Roger Key – Deep Desire, Sea Rex! and Deep Space Wrestle-o-rama

A sense of humour is also evident in three oil paintings on canvas by Roger Key.

Deep Desire depicts an extraordinary romantic encounter underwater, while Sea Rex! just might make you think twice before deciding to dive for sunken treasure.

But the deep drama is not confined to the oceans, with a vigorous extraterrestrial tussle taking place in Deep Space Wrestle-o-rama.

Brett a’Court – Te Ua Anoints Kimble Bent (“You are a Maori now”)

Brett a’Court’s intriguing contribution to this month’s exhibition is Te Ua Anoints Kimble Bent ("You are a Maori Now").

This oil painting on prepared woollen blanket draws on an historical encounter between Kimble Bent - a soldier who deserted from the British Army in the New Zealand Wars, and lived among the Māori people - and Te Ua Haumēne, a Māori Prophet who welcomed Pākehā deserters, giving them his protection.

Te Ua met Bent, and anointed him by taking a potato from a basket, breaking it into two pieces, and giving one piece to Bent. Te Au told Bent to eat it saying, "You are tapu — your life is safe; no man may harm you now that you have eaten of my sacred food. You are a Māori now.”

Lee-Ann Dixon – Deep seated memory of childhood I & II

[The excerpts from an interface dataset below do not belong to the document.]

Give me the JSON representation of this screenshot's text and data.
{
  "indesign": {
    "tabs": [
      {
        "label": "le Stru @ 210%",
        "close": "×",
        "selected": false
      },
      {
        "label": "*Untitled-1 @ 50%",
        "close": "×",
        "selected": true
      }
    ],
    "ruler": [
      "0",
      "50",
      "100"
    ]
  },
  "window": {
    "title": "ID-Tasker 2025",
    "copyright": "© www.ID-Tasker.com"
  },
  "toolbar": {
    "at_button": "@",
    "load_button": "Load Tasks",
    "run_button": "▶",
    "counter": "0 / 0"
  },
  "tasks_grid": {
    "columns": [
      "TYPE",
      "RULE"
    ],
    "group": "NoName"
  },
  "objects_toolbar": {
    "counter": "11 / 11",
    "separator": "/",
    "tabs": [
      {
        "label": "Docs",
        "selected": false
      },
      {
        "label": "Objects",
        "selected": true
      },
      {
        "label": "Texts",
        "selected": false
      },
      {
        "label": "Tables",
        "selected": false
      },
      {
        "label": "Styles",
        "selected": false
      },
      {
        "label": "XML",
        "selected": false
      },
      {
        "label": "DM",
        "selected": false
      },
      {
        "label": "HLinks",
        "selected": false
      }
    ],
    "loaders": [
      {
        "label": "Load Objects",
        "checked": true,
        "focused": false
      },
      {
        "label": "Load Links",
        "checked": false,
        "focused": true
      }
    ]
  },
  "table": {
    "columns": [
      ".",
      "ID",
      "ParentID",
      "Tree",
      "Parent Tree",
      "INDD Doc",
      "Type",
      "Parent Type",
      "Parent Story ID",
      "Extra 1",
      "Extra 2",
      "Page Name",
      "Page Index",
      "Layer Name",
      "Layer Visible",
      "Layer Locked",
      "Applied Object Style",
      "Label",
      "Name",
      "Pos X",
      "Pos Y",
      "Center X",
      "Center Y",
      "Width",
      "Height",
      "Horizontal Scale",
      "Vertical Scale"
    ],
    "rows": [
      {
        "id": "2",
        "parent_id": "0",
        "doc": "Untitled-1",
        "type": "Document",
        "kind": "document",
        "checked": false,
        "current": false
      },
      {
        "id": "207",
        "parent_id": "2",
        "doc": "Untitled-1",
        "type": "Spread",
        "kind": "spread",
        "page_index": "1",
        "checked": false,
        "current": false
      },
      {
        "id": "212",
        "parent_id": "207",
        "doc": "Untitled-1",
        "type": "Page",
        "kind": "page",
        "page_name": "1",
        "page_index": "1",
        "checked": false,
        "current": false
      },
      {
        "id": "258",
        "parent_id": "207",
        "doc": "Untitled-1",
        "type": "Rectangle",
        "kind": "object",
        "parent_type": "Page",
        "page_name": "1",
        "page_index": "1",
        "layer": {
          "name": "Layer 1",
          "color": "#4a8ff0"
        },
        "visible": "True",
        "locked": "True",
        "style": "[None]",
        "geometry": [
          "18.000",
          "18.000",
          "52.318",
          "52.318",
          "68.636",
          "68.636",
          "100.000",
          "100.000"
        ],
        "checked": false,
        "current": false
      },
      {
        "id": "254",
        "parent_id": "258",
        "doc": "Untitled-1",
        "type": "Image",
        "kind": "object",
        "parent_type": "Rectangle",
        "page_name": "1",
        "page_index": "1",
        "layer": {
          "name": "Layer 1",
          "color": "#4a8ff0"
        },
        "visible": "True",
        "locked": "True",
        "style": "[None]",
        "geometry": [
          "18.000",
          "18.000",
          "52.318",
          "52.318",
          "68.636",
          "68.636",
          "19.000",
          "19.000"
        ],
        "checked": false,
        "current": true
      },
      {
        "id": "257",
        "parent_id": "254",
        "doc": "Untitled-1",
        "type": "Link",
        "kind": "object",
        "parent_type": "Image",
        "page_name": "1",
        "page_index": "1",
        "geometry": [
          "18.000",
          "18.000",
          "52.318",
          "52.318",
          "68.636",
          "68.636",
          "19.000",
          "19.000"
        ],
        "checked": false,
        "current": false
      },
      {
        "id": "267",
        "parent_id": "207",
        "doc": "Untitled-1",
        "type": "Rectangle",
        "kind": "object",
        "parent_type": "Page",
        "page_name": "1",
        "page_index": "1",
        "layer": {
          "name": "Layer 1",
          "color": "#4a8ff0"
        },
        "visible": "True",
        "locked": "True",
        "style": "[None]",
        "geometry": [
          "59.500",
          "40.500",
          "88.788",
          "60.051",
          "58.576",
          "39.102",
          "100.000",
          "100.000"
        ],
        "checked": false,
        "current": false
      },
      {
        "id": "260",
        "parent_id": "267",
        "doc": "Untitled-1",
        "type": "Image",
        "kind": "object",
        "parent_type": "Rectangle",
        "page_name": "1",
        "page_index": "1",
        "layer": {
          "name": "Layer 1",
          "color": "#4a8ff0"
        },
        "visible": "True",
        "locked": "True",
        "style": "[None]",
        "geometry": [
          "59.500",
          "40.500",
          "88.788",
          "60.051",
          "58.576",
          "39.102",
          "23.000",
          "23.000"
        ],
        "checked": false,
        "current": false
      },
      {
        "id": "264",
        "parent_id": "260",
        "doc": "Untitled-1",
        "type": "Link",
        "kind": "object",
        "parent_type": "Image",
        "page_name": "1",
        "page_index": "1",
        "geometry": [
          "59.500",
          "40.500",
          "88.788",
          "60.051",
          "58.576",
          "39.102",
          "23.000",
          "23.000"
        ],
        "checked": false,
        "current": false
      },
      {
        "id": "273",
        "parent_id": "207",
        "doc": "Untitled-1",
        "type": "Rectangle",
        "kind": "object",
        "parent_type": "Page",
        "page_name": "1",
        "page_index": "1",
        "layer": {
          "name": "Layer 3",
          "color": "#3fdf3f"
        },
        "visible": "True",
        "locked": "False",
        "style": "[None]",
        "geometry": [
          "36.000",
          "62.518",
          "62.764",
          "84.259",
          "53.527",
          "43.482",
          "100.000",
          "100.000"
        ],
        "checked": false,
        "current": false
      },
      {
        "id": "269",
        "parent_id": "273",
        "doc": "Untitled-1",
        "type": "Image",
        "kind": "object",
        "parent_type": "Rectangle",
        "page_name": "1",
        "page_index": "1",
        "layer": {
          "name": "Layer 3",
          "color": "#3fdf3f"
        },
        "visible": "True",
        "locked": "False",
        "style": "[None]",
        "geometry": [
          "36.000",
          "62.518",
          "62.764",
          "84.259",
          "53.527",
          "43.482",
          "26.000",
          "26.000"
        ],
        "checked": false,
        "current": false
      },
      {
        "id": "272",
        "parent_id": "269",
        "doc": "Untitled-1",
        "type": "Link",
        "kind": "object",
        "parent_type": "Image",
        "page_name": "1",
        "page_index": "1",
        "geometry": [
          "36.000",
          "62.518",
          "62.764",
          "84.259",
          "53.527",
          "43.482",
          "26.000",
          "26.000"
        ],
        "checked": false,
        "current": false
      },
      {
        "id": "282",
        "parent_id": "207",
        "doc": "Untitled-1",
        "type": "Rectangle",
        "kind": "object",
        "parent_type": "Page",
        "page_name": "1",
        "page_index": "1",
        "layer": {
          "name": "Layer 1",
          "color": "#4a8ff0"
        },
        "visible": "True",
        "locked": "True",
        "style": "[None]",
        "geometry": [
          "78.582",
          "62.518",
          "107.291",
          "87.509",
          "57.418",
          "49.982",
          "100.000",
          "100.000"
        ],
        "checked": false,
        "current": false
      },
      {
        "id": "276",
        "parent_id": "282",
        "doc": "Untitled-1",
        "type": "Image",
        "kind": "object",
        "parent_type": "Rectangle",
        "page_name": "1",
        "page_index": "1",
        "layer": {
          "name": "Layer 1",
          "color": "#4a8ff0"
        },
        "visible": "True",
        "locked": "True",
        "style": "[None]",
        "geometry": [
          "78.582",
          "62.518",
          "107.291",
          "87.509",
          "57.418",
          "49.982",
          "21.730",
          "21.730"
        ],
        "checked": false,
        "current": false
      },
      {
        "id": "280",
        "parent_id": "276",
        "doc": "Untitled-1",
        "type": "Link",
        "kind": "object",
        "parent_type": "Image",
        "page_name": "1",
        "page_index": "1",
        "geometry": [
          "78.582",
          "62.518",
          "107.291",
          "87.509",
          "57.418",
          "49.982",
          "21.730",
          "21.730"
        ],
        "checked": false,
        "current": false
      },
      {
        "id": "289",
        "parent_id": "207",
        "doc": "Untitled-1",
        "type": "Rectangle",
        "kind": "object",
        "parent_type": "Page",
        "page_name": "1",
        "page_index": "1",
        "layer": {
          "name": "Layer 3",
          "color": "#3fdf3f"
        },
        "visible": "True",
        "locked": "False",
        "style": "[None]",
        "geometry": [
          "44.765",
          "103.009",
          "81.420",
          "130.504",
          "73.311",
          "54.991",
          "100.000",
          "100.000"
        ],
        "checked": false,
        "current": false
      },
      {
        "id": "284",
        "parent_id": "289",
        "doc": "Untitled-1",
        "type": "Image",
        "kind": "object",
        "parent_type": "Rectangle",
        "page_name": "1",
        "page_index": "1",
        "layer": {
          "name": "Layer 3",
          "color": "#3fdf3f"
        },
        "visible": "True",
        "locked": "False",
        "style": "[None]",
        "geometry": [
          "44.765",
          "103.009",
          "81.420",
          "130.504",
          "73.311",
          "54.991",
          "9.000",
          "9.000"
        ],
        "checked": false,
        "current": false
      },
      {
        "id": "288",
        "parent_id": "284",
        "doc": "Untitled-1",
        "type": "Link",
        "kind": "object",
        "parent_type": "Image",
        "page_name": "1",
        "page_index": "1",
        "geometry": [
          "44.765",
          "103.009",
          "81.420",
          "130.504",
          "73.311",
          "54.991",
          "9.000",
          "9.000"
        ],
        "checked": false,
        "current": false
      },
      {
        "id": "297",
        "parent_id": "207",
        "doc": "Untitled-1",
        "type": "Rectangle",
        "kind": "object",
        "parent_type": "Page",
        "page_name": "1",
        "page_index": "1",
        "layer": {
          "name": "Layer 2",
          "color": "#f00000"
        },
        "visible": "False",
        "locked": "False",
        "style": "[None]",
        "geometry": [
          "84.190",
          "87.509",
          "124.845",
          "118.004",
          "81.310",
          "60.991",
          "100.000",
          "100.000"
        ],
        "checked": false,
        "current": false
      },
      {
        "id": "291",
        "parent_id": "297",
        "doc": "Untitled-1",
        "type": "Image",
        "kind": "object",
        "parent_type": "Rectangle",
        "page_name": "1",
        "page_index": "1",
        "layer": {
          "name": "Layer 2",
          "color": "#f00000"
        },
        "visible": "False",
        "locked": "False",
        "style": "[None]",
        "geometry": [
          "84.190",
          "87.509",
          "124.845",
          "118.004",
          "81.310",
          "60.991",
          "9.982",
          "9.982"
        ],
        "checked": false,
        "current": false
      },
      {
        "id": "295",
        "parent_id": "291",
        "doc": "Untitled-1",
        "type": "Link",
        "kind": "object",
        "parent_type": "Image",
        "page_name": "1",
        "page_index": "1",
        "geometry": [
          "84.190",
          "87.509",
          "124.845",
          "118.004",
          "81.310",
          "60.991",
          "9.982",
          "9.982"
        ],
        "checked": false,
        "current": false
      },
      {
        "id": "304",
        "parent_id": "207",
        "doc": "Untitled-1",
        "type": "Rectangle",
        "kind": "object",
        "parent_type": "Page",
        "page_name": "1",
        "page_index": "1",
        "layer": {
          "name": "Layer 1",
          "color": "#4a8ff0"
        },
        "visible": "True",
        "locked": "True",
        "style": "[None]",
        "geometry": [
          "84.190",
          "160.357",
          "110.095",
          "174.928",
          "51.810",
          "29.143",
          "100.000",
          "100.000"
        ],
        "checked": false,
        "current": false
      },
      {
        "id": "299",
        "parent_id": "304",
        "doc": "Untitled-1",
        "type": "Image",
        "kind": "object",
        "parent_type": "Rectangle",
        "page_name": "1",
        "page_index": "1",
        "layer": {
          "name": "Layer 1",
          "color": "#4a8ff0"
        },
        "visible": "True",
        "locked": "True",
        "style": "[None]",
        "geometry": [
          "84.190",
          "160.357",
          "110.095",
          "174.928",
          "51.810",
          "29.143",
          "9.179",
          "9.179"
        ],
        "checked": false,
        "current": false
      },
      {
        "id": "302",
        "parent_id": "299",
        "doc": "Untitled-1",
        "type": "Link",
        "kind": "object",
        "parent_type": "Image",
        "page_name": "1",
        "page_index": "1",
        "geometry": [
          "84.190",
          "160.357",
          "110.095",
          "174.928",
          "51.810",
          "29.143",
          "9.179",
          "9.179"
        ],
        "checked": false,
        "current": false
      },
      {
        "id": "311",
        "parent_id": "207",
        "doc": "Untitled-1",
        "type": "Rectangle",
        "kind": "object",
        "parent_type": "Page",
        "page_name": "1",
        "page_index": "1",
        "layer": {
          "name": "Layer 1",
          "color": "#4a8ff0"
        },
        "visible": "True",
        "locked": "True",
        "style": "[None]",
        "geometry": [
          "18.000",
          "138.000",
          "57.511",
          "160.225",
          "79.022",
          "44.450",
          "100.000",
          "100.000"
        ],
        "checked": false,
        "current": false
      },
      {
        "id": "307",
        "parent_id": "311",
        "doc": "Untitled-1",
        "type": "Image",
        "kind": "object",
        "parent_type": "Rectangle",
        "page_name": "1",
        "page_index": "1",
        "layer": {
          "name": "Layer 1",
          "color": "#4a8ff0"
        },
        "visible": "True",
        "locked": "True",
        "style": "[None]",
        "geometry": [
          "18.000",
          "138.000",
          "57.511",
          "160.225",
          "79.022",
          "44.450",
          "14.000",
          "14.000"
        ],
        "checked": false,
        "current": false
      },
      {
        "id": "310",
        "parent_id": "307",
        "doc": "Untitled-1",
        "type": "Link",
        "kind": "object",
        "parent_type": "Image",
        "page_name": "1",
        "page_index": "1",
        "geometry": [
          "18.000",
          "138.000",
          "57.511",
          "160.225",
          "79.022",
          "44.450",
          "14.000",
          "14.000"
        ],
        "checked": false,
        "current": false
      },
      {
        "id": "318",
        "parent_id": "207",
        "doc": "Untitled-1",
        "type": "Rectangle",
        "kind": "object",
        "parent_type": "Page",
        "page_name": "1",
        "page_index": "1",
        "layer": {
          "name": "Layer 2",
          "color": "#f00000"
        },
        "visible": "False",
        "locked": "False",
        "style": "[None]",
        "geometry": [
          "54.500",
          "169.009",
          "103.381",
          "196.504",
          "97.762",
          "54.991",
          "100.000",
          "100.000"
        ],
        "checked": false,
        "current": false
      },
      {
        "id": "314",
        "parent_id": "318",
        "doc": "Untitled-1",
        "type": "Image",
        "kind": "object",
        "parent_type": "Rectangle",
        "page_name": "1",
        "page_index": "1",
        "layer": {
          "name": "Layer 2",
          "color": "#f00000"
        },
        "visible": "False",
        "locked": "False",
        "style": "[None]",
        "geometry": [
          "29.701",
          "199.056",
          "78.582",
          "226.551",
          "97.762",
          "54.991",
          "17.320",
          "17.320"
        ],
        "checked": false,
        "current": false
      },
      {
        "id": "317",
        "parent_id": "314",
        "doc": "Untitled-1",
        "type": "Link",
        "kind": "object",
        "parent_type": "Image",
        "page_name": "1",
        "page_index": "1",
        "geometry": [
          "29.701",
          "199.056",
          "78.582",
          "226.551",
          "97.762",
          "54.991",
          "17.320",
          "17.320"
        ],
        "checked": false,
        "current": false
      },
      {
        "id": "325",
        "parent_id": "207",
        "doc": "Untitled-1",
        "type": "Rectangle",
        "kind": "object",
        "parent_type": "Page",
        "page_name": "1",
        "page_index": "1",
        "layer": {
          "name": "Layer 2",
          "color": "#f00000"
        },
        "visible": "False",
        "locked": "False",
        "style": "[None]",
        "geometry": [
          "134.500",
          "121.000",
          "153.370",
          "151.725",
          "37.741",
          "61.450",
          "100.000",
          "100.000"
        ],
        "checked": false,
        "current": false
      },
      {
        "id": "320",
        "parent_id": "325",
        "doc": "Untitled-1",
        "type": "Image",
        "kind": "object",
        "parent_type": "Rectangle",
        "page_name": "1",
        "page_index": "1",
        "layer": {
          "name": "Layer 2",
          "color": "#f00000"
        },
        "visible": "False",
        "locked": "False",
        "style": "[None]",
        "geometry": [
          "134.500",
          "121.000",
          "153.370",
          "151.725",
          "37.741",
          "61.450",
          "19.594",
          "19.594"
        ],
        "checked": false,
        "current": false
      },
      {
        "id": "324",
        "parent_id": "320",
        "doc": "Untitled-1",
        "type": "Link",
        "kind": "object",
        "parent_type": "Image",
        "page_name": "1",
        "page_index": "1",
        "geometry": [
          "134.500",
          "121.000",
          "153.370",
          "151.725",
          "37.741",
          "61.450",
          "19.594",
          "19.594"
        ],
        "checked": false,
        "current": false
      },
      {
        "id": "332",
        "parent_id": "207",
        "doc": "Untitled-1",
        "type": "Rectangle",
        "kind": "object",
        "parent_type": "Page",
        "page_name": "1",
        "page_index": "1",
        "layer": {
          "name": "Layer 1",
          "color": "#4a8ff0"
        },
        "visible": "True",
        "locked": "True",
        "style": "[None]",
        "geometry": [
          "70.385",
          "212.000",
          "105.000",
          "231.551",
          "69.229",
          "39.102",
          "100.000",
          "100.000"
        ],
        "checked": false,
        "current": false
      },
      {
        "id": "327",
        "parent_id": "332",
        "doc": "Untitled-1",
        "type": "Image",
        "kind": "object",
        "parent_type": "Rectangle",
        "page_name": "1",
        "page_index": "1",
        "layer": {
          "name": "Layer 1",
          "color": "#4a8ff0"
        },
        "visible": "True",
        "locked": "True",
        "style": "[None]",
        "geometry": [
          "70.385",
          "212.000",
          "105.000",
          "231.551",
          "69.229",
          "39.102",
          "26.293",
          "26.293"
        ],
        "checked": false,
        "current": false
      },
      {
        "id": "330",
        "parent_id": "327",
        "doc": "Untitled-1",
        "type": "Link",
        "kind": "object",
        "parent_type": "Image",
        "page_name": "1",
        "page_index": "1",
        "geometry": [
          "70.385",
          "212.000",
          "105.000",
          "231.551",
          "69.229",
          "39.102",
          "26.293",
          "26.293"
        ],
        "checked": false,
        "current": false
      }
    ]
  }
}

Two small paintings on canvas by Lee-Ann Dixon also reflect on the past, inspired by “deep seated memories of childhood”.

The effects of the years are evident in the chipped and broken appearance of the two vintage toys; the playthings of childhood now capable of bringing to mind the deep and suppressed memories of the past.

Angela Tier – Sacrifice, As the Sun Sets for Me (urn), and Caught in a Net (urn) 

In addition to Angela Tier’s wall hung Albatross work, the artist is also exhibiting this month three stoneware works displayed in Perspex-covered plinths.

Sacrifice depicts a bird in woven wrappings, delicately balanced within a vessel. The work is a quiet reflection on the historic impact of the fishing industry on the Tāiko (Westland Black Petrel).

Tāiko shadow fishing boats - particularly tuna longlines and trawlers - looking for an easy meal from the waste, and have suffered high mortality rates due to becoming victims of bycatch.

Tier’s lament for Tāiko mortality is also depicted in the 25 cm high urn As the Sun Sets for Me.

On a positive note - in 2020, New Zealand introduced new regulations for tuna longline fishing, and funded a “Hookpod” device for 15 fishing fleets. By the end of the year, the boats using Hookpods celebrated zero bycatch, meaning no Tāiko (or other birds) were caught in their nets.

A second, taller black urn depicts the Little Black Shag (Kawau Tui). These birds are the only known species of shag to forage in flocks, so a net that is set, but left unattended, can potentially ensnare an entire feeding flock.

Tier’s Little Black Shag urn, titled Caught in a net, is a reminder of the risk to birds of setting fishing nets and leaving them unattended.

DEEP is on display until Sunday 25 February – gallery open hours are 11am to 3pm Thursday to Sunday each week